• _AIM OF THE TASK_
Would you please copy each line of the data in which the string "this" occurs?

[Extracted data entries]
◆ ◆ ◆ ◆

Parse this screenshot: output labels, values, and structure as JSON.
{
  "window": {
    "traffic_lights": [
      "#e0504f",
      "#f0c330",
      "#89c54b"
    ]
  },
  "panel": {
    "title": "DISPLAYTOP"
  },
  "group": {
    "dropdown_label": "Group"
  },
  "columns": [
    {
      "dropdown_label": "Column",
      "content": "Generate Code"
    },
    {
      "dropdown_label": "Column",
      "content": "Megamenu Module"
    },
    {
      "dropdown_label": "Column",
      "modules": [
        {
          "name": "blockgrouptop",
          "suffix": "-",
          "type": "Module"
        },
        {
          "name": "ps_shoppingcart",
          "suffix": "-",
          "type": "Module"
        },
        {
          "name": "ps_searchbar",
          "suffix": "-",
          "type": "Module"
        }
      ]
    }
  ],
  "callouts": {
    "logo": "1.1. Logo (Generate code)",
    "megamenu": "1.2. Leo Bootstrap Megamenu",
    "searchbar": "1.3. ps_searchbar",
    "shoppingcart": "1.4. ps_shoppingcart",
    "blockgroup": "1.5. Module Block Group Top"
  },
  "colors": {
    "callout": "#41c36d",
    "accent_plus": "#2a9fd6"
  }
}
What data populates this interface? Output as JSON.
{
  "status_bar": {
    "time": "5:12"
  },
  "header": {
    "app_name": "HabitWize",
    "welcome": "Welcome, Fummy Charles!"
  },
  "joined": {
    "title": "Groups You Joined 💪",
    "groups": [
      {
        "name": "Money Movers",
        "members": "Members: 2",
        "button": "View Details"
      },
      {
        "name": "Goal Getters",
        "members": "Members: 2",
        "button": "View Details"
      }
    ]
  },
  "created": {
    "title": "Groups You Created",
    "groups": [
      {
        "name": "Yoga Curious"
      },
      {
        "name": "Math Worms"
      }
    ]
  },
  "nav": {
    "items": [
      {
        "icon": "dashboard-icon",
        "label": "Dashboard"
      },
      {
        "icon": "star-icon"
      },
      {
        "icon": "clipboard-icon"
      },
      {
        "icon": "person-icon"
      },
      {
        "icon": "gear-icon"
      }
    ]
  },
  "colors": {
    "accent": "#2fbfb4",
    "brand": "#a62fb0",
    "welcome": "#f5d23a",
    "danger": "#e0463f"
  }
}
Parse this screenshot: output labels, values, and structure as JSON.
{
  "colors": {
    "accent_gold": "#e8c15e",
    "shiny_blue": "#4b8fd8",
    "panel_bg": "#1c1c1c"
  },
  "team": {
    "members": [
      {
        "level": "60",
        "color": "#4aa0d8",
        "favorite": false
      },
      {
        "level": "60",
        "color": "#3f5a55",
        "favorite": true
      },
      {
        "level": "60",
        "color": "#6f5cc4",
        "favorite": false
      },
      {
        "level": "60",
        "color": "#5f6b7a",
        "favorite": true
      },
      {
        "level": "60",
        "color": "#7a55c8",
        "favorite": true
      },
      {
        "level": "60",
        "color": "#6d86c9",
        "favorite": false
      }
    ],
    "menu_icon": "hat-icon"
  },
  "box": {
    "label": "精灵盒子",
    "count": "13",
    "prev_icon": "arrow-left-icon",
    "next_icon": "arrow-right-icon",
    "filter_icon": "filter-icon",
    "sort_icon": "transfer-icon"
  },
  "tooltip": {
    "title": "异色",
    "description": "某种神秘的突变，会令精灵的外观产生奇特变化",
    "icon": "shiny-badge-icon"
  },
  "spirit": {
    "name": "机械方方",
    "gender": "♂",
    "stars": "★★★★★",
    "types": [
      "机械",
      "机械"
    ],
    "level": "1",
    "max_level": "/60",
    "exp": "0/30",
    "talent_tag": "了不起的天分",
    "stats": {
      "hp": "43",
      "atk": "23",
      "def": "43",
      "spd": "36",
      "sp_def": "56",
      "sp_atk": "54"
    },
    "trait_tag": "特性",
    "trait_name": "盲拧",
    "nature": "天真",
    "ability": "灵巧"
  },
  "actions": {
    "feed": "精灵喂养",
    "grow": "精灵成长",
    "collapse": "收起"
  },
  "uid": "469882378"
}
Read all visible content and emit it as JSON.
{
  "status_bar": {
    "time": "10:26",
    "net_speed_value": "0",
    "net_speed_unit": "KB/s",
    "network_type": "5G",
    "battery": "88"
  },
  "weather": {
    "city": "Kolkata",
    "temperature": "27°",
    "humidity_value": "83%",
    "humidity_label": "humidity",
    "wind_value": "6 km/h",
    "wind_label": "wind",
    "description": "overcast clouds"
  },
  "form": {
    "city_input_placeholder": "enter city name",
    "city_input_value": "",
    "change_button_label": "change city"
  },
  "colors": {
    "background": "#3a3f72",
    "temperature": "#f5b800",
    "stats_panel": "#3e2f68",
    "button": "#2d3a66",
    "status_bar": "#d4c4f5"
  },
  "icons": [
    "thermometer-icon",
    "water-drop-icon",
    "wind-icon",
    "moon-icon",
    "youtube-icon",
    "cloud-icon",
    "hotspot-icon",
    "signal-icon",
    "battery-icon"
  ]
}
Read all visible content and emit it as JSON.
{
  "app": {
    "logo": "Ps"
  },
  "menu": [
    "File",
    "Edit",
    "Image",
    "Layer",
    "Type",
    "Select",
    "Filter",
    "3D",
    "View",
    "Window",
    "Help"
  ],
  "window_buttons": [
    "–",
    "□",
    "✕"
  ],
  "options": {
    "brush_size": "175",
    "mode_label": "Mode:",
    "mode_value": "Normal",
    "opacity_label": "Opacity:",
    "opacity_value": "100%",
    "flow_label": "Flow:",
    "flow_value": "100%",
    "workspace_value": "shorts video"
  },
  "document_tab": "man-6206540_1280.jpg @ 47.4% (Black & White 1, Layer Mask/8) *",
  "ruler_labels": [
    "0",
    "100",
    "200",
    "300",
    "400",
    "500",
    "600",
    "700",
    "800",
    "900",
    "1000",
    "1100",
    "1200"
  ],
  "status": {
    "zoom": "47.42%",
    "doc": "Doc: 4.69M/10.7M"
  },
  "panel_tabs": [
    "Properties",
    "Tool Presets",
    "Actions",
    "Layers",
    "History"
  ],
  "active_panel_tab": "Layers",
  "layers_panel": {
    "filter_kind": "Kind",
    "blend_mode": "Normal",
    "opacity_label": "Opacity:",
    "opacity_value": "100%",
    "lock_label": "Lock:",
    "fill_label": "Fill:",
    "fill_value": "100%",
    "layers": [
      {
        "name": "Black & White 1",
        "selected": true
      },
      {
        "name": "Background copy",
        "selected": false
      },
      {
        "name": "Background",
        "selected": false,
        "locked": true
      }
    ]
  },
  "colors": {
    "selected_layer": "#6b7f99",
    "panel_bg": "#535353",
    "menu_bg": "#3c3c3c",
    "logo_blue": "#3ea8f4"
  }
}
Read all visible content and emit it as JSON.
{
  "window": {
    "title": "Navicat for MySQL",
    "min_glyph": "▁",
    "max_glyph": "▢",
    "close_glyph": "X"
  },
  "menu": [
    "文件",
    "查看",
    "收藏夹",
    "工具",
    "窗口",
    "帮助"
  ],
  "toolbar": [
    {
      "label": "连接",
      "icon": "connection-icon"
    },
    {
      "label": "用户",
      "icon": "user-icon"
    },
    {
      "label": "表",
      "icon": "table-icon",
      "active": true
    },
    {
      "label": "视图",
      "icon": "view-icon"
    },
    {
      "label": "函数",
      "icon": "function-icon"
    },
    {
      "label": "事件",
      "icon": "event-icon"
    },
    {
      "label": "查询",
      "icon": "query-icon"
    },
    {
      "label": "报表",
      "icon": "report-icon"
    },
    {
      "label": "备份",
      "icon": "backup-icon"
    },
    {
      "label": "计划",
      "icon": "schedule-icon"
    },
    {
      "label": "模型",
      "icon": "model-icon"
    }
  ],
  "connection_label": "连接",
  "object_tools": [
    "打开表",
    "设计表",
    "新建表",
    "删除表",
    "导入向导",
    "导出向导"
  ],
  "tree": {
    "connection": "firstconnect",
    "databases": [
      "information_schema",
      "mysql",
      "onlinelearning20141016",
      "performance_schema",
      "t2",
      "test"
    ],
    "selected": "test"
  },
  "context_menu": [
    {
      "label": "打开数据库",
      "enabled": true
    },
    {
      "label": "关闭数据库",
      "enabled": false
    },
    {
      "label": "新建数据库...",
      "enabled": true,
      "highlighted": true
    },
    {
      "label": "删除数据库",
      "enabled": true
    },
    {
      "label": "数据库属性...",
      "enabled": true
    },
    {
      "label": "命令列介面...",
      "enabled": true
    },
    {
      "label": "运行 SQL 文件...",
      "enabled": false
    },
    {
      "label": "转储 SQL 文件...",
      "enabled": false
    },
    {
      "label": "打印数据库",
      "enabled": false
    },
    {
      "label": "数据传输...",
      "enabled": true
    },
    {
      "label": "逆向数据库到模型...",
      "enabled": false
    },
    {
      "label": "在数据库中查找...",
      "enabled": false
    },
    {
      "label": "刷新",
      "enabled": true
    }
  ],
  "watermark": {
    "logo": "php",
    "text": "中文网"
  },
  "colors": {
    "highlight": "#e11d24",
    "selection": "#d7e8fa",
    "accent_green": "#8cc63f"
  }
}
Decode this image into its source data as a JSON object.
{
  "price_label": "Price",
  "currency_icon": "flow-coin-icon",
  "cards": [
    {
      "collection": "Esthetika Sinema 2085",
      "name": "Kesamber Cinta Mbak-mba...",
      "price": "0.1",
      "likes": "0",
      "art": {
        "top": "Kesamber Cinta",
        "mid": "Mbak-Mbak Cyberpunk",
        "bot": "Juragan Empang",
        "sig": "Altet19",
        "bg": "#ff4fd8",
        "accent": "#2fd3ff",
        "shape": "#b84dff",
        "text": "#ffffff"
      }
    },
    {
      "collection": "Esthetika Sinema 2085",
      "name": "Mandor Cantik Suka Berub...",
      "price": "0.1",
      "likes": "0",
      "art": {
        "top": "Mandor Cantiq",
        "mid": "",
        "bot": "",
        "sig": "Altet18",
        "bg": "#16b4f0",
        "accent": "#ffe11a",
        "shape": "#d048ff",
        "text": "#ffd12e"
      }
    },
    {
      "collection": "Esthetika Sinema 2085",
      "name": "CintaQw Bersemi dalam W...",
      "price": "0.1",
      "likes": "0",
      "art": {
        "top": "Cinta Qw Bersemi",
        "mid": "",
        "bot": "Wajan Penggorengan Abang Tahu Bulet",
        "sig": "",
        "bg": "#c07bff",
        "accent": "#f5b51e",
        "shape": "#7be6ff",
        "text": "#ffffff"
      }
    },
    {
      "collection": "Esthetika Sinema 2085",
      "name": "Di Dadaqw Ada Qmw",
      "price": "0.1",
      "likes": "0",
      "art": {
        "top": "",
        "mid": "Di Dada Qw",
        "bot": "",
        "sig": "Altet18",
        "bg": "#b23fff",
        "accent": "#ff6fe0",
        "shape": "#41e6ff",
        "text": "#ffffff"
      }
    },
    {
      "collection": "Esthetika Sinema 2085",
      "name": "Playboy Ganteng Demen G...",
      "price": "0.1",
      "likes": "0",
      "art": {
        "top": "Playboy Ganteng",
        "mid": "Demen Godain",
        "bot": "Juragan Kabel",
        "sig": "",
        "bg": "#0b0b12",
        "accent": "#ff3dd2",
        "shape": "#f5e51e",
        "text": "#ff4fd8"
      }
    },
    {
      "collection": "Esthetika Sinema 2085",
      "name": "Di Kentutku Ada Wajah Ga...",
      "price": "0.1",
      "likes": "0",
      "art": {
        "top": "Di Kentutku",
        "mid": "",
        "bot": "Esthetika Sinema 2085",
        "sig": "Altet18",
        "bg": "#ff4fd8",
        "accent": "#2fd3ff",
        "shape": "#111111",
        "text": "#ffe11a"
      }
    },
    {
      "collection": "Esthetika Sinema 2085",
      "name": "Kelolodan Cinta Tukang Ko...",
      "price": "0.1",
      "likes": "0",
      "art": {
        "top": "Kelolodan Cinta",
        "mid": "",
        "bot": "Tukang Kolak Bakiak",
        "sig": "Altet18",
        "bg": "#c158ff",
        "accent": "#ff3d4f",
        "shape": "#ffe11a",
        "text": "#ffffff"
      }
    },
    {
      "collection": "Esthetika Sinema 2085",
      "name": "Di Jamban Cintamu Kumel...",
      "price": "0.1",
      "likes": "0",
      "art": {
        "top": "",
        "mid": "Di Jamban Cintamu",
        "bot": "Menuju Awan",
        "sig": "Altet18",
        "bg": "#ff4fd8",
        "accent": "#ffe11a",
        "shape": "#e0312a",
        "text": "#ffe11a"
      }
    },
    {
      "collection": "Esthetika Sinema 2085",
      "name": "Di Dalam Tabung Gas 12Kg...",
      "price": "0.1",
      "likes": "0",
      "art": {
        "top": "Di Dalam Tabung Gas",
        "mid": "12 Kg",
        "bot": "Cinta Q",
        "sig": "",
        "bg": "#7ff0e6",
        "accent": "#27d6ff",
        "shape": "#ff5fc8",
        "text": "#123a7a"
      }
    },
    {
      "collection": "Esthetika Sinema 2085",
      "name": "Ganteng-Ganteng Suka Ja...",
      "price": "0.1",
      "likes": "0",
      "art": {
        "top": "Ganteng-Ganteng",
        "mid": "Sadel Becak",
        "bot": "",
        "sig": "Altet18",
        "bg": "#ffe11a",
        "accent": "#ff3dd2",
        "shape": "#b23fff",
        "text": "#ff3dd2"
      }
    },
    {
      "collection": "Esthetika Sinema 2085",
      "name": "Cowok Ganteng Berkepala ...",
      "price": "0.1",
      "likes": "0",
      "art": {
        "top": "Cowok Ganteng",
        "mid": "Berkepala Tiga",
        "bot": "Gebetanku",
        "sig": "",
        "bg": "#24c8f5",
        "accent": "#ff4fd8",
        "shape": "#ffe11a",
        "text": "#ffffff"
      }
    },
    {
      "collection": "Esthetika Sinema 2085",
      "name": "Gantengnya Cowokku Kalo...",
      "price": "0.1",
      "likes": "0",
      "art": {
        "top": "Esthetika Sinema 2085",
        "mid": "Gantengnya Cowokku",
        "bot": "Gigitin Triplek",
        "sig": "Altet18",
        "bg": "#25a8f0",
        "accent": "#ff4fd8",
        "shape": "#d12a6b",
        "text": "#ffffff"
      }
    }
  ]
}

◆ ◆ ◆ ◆

• _EXERCISE ANSWER_
Parse this screenshot: output labels, values, and structure as JSON.
What data populates this interface? Output as JSON.
Parse this screenshot: output labels, values, and structure as JSON.
Decode this image into its source data as a JSON object.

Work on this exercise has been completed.